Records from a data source
========================================================================
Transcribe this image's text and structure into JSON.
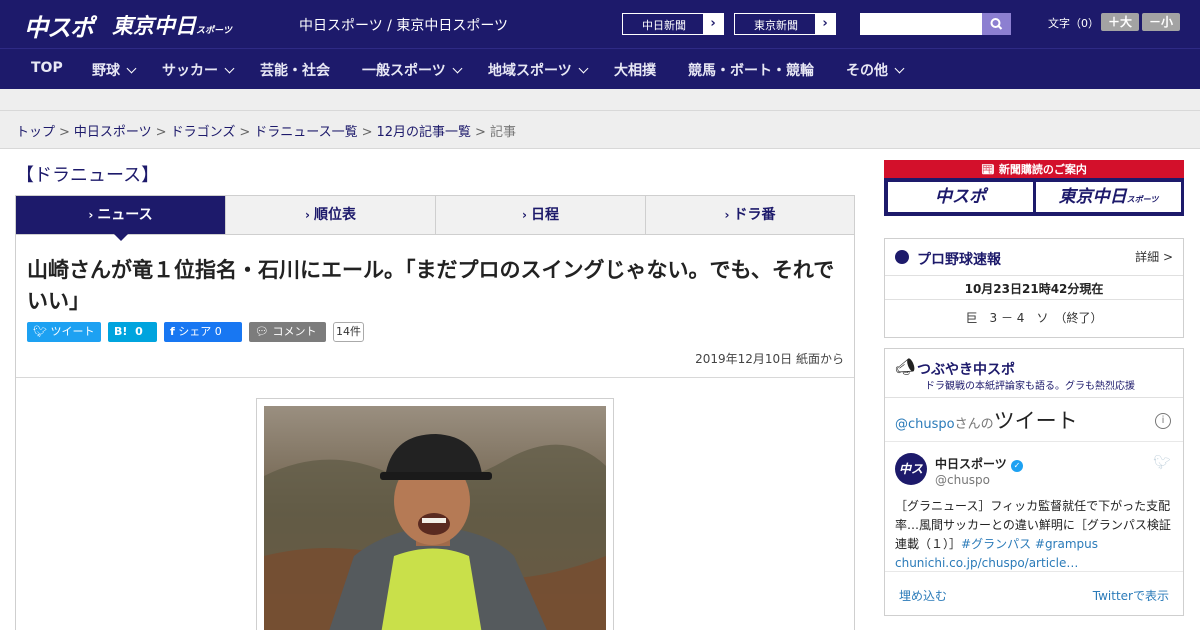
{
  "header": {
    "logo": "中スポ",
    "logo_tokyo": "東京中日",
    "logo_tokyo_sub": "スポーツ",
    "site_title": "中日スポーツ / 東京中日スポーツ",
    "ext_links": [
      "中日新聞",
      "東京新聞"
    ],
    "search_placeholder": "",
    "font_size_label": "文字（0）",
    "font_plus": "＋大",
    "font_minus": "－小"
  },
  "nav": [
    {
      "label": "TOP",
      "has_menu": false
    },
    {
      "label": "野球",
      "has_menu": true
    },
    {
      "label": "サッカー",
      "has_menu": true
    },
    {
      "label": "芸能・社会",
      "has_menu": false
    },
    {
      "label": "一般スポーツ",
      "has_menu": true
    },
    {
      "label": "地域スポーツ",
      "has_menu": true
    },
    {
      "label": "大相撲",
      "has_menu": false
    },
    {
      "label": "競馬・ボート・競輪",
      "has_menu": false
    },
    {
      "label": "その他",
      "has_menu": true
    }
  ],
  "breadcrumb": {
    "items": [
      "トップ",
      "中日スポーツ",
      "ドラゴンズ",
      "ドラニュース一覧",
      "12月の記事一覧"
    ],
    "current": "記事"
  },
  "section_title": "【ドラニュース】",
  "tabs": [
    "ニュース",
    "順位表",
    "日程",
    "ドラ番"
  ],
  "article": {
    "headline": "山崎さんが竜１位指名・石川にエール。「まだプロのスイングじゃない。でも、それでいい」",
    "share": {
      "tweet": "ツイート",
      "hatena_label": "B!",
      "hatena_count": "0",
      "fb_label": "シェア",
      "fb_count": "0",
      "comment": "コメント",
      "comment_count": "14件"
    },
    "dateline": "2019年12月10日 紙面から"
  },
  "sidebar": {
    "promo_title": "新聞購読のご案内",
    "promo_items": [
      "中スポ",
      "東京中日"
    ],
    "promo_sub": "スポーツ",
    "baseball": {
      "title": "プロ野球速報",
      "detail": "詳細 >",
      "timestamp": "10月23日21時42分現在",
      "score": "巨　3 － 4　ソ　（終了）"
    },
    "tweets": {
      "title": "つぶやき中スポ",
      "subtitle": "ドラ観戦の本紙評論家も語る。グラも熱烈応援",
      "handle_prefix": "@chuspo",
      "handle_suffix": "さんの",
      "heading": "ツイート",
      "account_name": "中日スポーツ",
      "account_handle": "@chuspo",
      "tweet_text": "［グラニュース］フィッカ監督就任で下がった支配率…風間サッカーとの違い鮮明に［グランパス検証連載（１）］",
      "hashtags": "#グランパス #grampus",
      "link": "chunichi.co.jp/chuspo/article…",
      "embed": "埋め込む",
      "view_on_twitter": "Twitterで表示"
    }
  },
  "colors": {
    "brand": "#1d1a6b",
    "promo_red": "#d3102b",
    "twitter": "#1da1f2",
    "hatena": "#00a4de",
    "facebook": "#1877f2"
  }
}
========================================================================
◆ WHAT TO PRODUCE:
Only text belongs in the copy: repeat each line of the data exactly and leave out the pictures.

◆ WRITTEN SOLUTION:
Transcribe this image's text and structure into JSON.
{
  "header": {
    "logo": "中スポ",
    "logo_tokyo": "東京中日",
    "logo_tokyo_sub": "スポーツ",
    "site_title": "中日スポーツ / 東京中日スポーツ",
    "ext_links": [
      "中日新聞",
      "東京新聞"
    ],
    "search_placeholder": "",
    "font_size_label": "文字（0）",
    "font_plus": "＋大",
    "font_minus": "－小"
  },
  "nav": [
    {
      "label": "TOP",
      "has_menu": false
    },
    {
      "label": "野球",
      "has_menu": true
    },
    {
      "label": "サッカー",
      "has_menu": true
    },
    {
      "label": "芸能・社会",
      "has_menu": false
    },
    {
      "label": "一般スポーツ",
      "has_menu": true
    },
    {
      "label": "地域スポーツ",
      "has_menu": true
    },
    {
      "label": "大相撲",
      "has_menu": false
    },
    {
      "label": "競馬・ボート・競輪",
      "has_menu": false
    },
    {
      "label": "その他",
      "has_menu": true
    }
  ],
  "breadcrumb": {
    "items": [
      "トップ",
      "中日スポーツ",
      "ドラゴンズ",
      "ドラニュース一覧",
      "12月の記事一覧"
    ],
    "current": "記事"
  },
  "section_title": "【ドラニュース】",
  "tabs": [
    "ニュース",
    "順位表",
    "日程",
    "ドラ番"
  ],
  "article": {
    "headline": "山崎さんが竜１位指名・石川にエール。「まだプロのスイングじゃない。でも、それでいい」",
    "share": {
      "tweet": "ツイート",
      "hatena_label": "B!",
      "hatena_count": "0",
      "fb_label": "シェア",
      "fb_count": "0",
      "comment": "コメント",
      "comment_count": "14件"
    },
    "dateline": "2019年12月10日 紙面から"
  },
  "sidebar": {
    "promo_title": "新聞購読のご案内",
    "promo_items": [
      "中スポ",
      "東京中日"
    ],
    "promo_sub": "スポーツ",
    "baseball": {
      "title": "プロ野球速報",
      "detail": "詳細 >",
      "timestamp": "10月23日21時42分現在",
      "score": "巨　3 － 4　ソ　（終了）"
    },
    "tweets": {
      "title": "つぶやき中スポ",
      "subtitle": "ドラ観戦の本紙評論家も語る。グラも熱烈応援",
      "handle_prefix": "@chuspo",
      "handle_suffix": "さんの",
      "heading": "ツイート",
      "account_name": "中日スポーツ",
      "account_handle": "@chuspo",
      "tweet_text": "［グラニュース］フィッカ監督就任で下がった支配率…風間サッカーとの違い鮮明に［グランパス検証連載（１）］",
      "hashtags": "#グランパス #grampus",
      "link": "chunichi.co.jp/chuspo/article…",
      "embed": "埋め込む",
      "view_on_twitter": "Twitterで表示"
    }
  },
  "colors": {
    "brand": "#1d1a6b",
    "promo_red": "#d3102b",
    "twitter": "#1da1f2",
    "hatena": "#00a4de",
    "facebook": "#1877f2"
  }
}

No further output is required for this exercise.